How many miles do I need to ride in training to be ready for my event? I get asked some variation of that question all the time from cyclists getting ready for a century, gran fondo, gravel grinder, or endurance mountain bike event. Do you need to ride 60 or 75 miles during a training ride to be ready for a 100-miler? Does the length of my longest single training session matter?
Yes and no. There is nothing magical about achieving a specific percentage of the race or event distance in a single training ride. Marathon runners religiously use a 20-mile training run as a marker of preparedness to complete the event. Some cyclists and coaches insist on completing a 75-mile training ride in order to be ready for a century. Both are approximately 75% of the total event distance, but neither makes a significant difference in finish rates. So, then, what does make a difference?
Fitness trumps mileage
The development of your aerobic engine matters more than the miles you have in your legs. You can absolutely develop the fitness necessary to complete a challenging century or gran fondo with training rides that never exceed 3 hours. This is an important point for many cyclists who feel that longer events are out of reach because of limited training time. Cycling is a non-impact sport and you have a wide range of gears, so the physical capacity necessary to ride for 12 hours is not that much greater than it is to ride for 3 hours. As a result, with focused training within the time you have available you can develop the aerobic fitness necessary to successfully complete a 6-12 hour event. Would you go faster if you had more time to devote to training? Sure. But even with more time available for training, very long individual training rides are a very small component of what would make you faster.

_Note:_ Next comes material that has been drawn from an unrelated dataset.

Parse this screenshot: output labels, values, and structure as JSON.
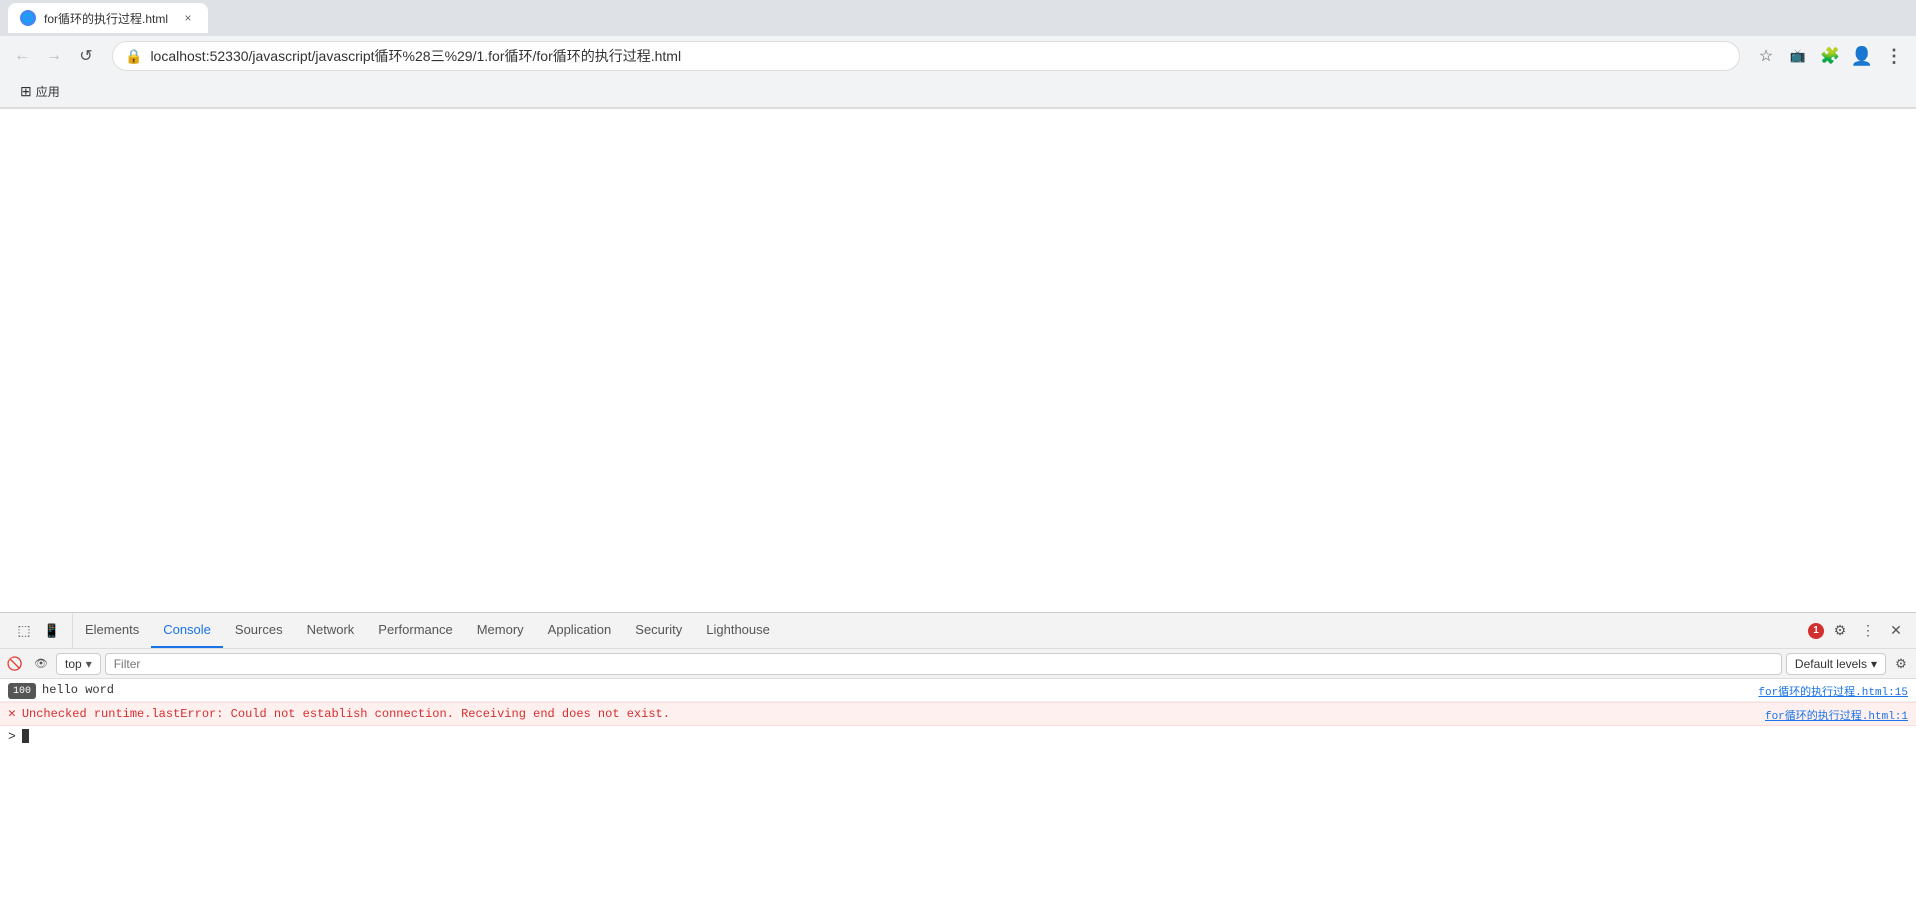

The vast majority of your cardiovascular fitness and power output results from your shorter training rides. This is where you’re doing intervals that apply specific stress to energy systems and create a training stimulus. Relatively short and medium-distance group rides also build fitness because everyone in the group can maintain a higher power output and keep the group’s speed higher. If you’re preparing for a long endurance event and have limited training time, the best thing you can do is use your shorter rides to increase your power at lactate threshold and VO2max. Aim to go into your event with the highest fitness possible so you are better armed for the battle against the distance.
What very long rides do and don’t do for you
Individually, one very long ride (4-8 hours, depending on your fitness and experience) doesn’t impact your fitness or power output very much. The primary benefits from long training sessions are experiential. They are important for developing good fueling and hydration habits, for developing mental toughness, for learning how to pace yourself, and for physically adapting to sitting in the saddle for a long time.
For a lot of people reading this blog who are long-time cyclists, particularly those who are coming back from a period of diminished fitness or time away from the bike, the most important of these benefits will be reconditioning your backside for long hours in the saddle.
A side note about bike fit
Along the lines of physically adapting to long miles, keep this in mind: If you typically ride 1-3 hours you should expect some discomfort at the end of a ride that is 2x (or more) longer than normal. It doesn’t mean you weren’t fit enough for the ride or that there’s something wrong with your bike fit. When you dramatically increase your time on the bike, whether in one ride or in a block of training, there will be discomfort even when your bike fit is perfect. If you’ve been riding that position comfortably for months or years, don’t change it because you were stiff or sore at the end of a long ride. The ride caused the discomfort, not the bike fit.
When big rides cause problems
When athletes ask me how long their long ride needs to be in order to be ready for a big endurance event, I tell them it should be as long as they can realistically fit into their training schedule. The downside to big rides is that they require a lot of recovery, but don’t individually improve your fitness all that much. So, when an athlete with limited training time schedules too many big rides, those rides can actually get in the way of more purposeful training that would have a greater positive impact on fitness and power output.
In the end, go big when you can because big rides are fun and challenging and great learning experiences, but don’t stress about the length of your longest pre-event training session because that ride only plays a small role in your overall fitness.
CEO/Head Coach of CTS